Bertram 510 Convertible
Even though the props and gearing combination takes roughly a good 15 seconds to get the Bertram 510 up on plane and 22 seconds to reach 30 knots, you’ll still get a creditable 36-plus knot top speed out of this vessel. As for fishing, the Bertram 510 easily handles sitting still in the open ocean for drift fishing for sails. Point its bow into the wind and go fish, this Bertram does not blow around easily. The cockpit has a heaping amount of room for multiple anglers to fight fish simultaneously. The cockpit also contains the most amenities the average angler would prefer such as: a large circular baitwell, tackle station, drawers beneath, a large freezer and the engine room hatch next to the salon door. Bertram wanted to also include a single tube molded into each side under the gunwale for gaff and mop storage. As for the interior, the choice of furniture and its placement belongs to the buyer. Cherry wood with a gloss finish inside and the galley with all the latest comforts. Downstairs you will find a double cabin amidships with twin beds. Portside, the master stateroom. The master stateroom holds an island double berth and equipped with a private head and shower.
Bertram 570 Convertible
Cruising in at just under 33 knots and topping off at a speed of 36 knots, the 570 Convertible is a terrific evolution of Bertram’s well-known 54. According to Bertram’s specifications, the 147 square foot cockpit is heavily padded and the freeboard is high enough to ensure safety. Other amenities in the cockpit include a sink, tackle station featuring fresh and salt water faucets as well as a small cutting board. A smooth gelcoat finish covers the boards around the cockpit. When accessing the salon from the cockpit a modern and stylish layout is what you will find; high-gloss cherry wood timberwork, granite-look bench tops and upscale luxurious leather upholstery. At the forward end of the salon you will come across a six-person dinette with a good-sized galley. The Bertram 570 Convertible is available in two different galley configurations for you to choose from. Besides the layout of the galley, the galley features a microwave oven, dishwasher drawer, tons of storage with clever slide-out shelving and a four-burner cooktop. Just steps away from the galley you will find the first cabin for either crew or a second guest cabin. This particular cabin possesses two generous side-by-side single bunks with a side table in-between, storage for clothes, generous lighting and even a flat screen television with a DVD/MP3 player. Other than the crew cabin, you will find the master stateroom located on the portside. With a queen-sized bed and a spacious cabin, you will have no problem getting comfortable. Unlike the crew cabin, the master suite features its own en-suite which is similar to the day head although the shower is larger. The general layout and the finishes of the 570 convertible’s engine room is first class.

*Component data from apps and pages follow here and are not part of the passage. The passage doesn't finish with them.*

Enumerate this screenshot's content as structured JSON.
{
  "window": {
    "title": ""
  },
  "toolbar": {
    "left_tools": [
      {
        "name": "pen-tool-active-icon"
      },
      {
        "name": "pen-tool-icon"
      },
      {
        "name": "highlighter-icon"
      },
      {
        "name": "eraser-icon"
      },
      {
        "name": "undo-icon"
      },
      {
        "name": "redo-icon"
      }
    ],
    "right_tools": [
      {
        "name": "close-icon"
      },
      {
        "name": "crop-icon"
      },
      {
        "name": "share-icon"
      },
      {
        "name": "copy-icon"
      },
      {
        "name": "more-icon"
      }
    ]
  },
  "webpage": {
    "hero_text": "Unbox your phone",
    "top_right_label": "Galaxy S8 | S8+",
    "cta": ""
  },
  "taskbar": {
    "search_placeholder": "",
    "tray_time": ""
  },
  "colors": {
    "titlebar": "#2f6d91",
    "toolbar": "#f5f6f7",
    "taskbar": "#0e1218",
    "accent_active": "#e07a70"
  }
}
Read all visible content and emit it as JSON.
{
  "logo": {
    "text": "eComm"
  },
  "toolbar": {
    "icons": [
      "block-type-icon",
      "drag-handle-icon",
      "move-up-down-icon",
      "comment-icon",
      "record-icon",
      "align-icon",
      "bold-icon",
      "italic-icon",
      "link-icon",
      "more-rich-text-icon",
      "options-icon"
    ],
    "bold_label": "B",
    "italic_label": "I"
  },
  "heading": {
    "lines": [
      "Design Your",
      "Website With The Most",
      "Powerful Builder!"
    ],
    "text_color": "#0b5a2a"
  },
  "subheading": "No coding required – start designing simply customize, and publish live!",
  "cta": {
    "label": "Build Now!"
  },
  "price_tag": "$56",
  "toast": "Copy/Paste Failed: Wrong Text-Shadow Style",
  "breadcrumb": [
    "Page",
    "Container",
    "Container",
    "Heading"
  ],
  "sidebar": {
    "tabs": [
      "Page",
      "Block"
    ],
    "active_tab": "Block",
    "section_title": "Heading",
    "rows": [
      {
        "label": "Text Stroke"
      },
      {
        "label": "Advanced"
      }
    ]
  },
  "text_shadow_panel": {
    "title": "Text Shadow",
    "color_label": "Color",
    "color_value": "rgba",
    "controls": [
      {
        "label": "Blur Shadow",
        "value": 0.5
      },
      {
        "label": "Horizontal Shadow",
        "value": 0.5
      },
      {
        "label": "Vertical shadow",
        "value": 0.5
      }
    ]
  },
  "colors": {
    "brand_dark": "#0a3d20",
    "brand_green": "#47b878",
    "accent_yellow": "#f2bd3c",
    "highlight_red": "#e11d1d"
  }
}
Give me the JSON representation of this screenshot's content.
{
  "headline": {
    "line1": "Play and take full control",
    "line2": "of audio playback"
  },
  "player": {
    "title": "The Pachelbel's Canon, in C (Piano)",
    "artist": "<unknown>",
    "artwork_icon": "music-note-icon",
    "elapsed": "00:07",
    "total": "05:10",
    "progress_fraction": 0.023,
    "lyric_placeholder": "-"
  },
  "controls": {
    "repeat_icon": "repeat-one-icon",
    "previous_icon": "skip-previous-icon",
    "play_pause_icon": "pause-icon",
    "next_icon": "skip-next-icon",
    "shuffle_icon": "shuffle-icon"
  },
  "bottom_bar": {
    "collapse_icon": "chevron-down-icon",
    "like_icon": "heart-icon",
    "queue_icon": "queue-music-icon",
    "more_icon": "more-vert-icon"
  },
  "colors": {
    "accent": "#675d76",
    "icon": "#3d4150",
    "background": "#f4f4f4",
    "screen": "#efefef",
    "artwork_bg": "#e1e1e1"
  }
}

How to Buy a Bertram Yacht
Staten Island Yacht Sales specializes in New and Used Yachts. SI Yacht Sales professionals are trained to take you through the process of purchasing a Bertram Yacht in the most simplified and easy transaction.
How to Sell Your Bertram Yacht
Deciding to sell your Bertram Yacht? Staten Island Yacht Sales can help. With experience and knowledge for over 50 years, our team is dedicated to make the process simple with first-class listing representation from start to finish.